**TASK PROMPT:** A word-for-word copy of the entries, with the images left out, is what you should write.

[Data items]
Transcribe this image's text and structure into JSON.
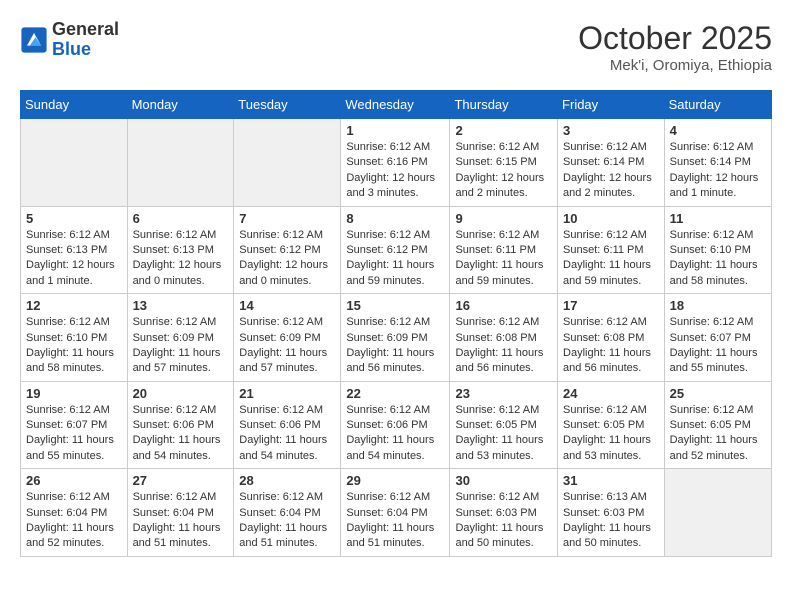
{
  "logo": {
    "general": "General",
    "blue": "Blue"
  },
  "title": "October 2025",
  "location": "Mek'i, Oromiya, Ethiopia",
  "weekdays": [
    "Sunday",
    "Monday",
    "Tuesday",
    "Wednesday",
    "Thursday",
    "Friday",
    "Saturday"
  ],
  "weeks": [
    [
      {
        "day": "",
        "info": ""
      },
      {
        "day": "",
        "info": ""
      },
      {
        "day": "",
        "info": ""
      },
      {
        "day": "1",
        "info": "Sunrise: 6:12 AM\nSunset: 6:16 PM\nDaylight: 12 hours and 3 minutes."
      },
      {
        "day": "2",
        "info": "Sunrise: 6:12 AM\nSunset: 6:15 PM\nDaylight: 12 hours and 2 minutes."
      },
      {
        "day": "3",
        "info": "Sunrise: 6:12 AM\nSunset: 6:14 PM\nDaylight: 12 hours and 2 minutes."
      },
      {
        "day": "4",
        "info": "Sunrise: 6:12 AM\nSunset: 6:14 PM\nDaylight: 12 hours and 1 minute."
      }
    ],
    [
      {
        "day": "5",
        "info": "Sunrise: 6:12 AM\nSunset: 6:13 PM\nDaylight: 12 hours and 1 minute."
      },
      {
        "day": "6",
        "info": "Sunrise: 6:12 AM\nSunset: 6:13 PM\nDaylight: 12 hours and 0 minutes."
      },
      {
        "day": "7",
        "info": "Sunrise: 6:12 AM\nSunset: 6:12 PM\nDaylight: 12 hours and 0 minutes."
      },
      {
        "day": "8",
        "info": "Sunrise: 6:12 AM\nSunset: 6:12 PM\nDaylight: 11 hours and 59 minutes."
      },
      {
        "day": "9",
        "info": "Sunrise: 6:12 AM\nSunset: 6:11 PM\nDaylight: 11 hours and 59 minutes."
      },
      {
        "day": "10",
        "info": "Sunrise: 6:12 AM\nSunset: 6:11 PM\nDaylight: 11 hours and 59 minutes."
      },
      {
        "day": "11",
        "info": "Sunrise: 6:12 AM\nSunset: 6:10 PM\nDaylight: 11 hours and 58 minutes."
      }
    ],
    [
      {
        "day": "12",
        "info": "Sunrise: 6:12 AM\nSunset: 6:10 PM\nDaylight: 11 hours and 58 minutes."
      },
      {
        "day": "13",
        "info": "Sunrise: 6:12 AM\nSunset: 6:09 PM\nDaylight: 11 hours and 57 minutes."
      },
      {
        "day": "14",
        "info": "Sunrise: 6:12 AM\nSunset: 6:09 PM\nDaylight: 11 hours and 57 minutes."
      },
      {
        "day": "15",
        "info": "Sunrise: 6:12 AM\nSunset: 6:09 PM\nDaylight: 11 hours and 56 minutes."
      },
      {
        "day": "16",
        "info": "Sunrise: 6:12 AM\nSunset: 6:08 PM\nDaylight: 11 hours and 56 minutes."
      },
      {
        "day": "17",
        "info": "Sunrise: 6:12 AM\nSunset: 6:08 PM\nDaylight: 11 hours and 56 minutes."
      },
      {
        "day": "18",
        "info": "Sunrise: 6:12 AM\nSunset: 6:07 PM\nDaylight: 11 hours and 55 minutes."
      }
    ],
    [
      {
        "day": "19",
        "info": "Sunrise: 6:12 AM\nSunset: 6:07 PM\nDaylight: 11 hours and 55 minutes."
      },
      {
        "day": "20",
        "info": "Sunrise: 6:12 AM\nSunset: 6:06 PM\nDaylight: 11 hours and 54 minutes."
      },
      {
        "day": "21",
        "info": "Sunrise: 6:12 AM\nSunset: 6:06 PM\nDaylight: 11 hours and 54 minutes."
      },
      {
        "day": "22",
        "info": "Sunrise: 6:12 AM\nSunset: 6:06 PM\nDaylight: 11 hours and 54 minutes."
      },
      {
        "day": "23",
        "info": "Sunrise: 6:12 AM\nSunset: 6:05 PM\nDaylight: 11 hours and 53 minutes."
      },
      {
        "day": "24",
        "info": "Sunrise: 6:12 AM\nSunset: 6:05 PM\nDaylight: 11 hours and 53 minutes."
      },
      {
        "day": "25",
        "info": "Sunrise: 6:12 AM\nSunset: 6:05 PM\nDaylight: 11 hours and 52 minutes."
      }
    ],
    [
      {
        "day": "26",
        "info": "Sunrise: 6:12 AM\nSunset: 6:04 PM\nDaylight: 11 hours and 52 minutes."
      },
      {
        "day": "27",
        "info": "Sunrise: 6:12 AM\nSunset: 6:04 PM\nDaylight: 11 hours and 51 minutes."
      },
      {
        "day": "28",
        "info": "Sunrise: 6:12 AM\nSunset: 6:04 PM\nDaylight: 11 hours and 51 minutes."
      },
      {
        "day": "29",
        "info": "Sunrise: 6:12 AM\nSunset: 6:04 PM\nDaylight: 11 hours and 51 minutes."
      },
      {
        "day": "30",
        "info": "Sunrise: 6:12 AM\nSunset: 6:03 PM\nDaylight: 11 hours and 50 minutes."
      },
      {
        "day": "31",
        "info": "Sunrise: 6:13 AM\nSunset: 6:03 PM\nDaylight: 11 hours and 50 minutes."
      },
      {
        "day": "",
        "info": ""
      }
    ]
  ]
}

**RESPONSE:**
Transcribe this image's text and structure into JSON.
{
  "logo": {
    "general": "General",
    "blue": "Blue"
  },
  "title": "October 2025",
  "location": "Mek'i, Oromiya, Ethiopia",
  "weekdays": [
    "Sunday",
    "Monday",
    "Tuesday",
    "Wednesday",
    "Thursday",
    "Friday",
    "Saturday"
  ],
  "weeks": [
    [
      {
        "day": "",
        "info": ""
      },
      {
        "day": "",
        "info": ""
      },
      {
        "day": "",
        "info": ""
      },
      {
        "day": "1",
        "info": "Sunrise: 6:12 AM\nSunset: 6:16 PM\nDaylight: 12 hours and 3 minutes."
      },
      {
        "day": "2",
        "info": "Sunrise: 6:12 AM\nSunset: 6:15 PM\nDaylight: 12 hours and 2 minutes."
      },
      {
        "day": "3",
        "info": "Sunrise: 6:12 AM\nSunset: 6:14 PM\nDaylight: 12 hours and 2 minutes."
      },
      {
        "day": "4",
        "info": "Sunrise: 6:12 AM\nSunset: 6:14 PM\nDaylight: 12 hours and 1 minute."
      }
    ],
    [
      {
        "day": "5",
        "info": "Sunrise: 6:12 AM\nSunset: 6:13 PM\nDaylight: 12 hours and 1 minute."
      },
      {
        "day": "6",
        "info": "Sunrise: 6:12 AM\nSunset: 6:13 PM\nDaylight: 12 hours and 0 minutes."
      },
      {
        "day": "7",
        "info": "Sunrise: 6:12 AM\nSunset: 6:12 PM\nDaylight: 12 hours and 0 minutes."
      },
      {
        "day": "8",
        "info": "Sunrise: 6:12 AM\nSunset: 6:12 PM\nDaylight: 11 hours and 59 minutes."
      },
      {
        "day": "9",
        "info": "Sunrise: 6:12 AM\nSunset: 6:11 PM\nDaylight: 11 hours and 59 minutes."
      },
      {
        "day": "10",
        "info": "Sunrise: 6:12 AM\nSunset: 6:11 PM\nDaylight: 11 hours and 59 minutes."
      },
      {
        "day": "11",
        "info": "Sunrise: 6:12 AM\nSunset: 6:10 PM\nDaylight: 11 hours and 58 minutes."
      }
    ],
    [
      {
        "day": "12",
        "info": "Sunrise: 6:12 AM\nSunset: 6:10 PM\nDaylight: 11 hours and 58 minutes."
      },
      {
        "day": "13",
        "info": "Sunrise: 6:12 AM\nSunset: 6:09 PM\nDaylight: 11 hours and 57 minutes."
      },
      {
        "day": "14",
        "info": "Sunrise: 6:12 AM\nSunset: 6:09 PM\nDaylight: 11 hours and 57 minutes."
      },
      {
        "day": "15",
        "info": "Sunrise: 6:12 AM\nSunset: 6:09 PM\nDaylight: 11 hours and 56 minutes."
      },
      {
        "day": "16",
        "info": "Sunrise: 6:12 AM\nSunset: 6:08 PM\nDaylight: 11 hours and 56 minutes."
      },
      {
        "day": "17",
        "info": "Sunrise: 6:12 AM\nSunset: 6:08 PM\nDaylight: 11 hours and 56 minutes."
      },
      {
        "day": "18",
        "info": "Sunrise: 6:12 AM\nSunset: 6:07 PM\nDaylight: 11 hours and 55 minutes."
      }
    ],
    [
      {
        "day": "19",
        "info": "Sunrise: 6:12 AM\nSunset: 6:07 PM\nDaylight: 11 hours and 55 minutes."
      },
      {
        "day": "20",
        "info": "Sunrise: 6:12 AM\nSunset: 6:06 PM\nDaylight: 11 hours and 54 minutes."
      },
      {
        "day": "21",
        "info": "Sunrise: 6:12 AM\nSunset: 6:06 PM\nDaylight: 11 hours and 54 minutes."
      },
      {
        "day": "22",
        "info": "Sunrise: 6:12 AM\nSunset: 6:06 PM\nDaylight: 11 hours and 54 minutes."
      },
      {
        "day": "23",
        "info": "Sunrise: 6:12 AM\nSunset: 6:05 PM\nDaylight: 11 hours and 53 minutes."
      },
      {
        "day": "24",
        "info": "Sunrise: 6:12 AM\nSunset: 6:05 PM\nDaylight: 11 hours and 53 minutes."
      },
      {
        "day": "25",
        "info": "Sunrise: 6:12 AM\nSunset: 6:05 PM\nDaylight: 11 hours and 52 minutes."
      }
    ],
    [
      {
        "day": "26",
        "info": "Sunrise: 6:12 AM\nSunset: 6:04 PM\nDaylight: 11 hours and 52 minutes."
      },
      {
        "day": "27",
        "info": "Sunrise: 6:12 AM\nSunset: 6:04 PM\nDaylight: 11 hours and 51 minutes."
      },
      {
        "day": "28",
        "info": "Sunrise: 6:12 AM\nSunset: 6:04 PM\nDaylight: 11 hours and 51 minutes."
      },
      {
        "day": "29",
        "info": "Sunrise: 6:12 AM\nSunset: 6:04 PM\nDaylight: 11 hours and 51 minutes."
      },
      {
        "day": "30",
        "info": "Sunrise: 6:12 AM\nSunset: 6:03 PM\nDaylight: 11 hours and 50 minutes."
      },
      {
        "day": "31",
        "info": "Sunrise: 6:13 AM\nSunset: 6:03 PM\nDaylight: 11 hours and 50 minutes."
      },
      {
        "day": "",
        "info": ""
      }
    ]
  ]
}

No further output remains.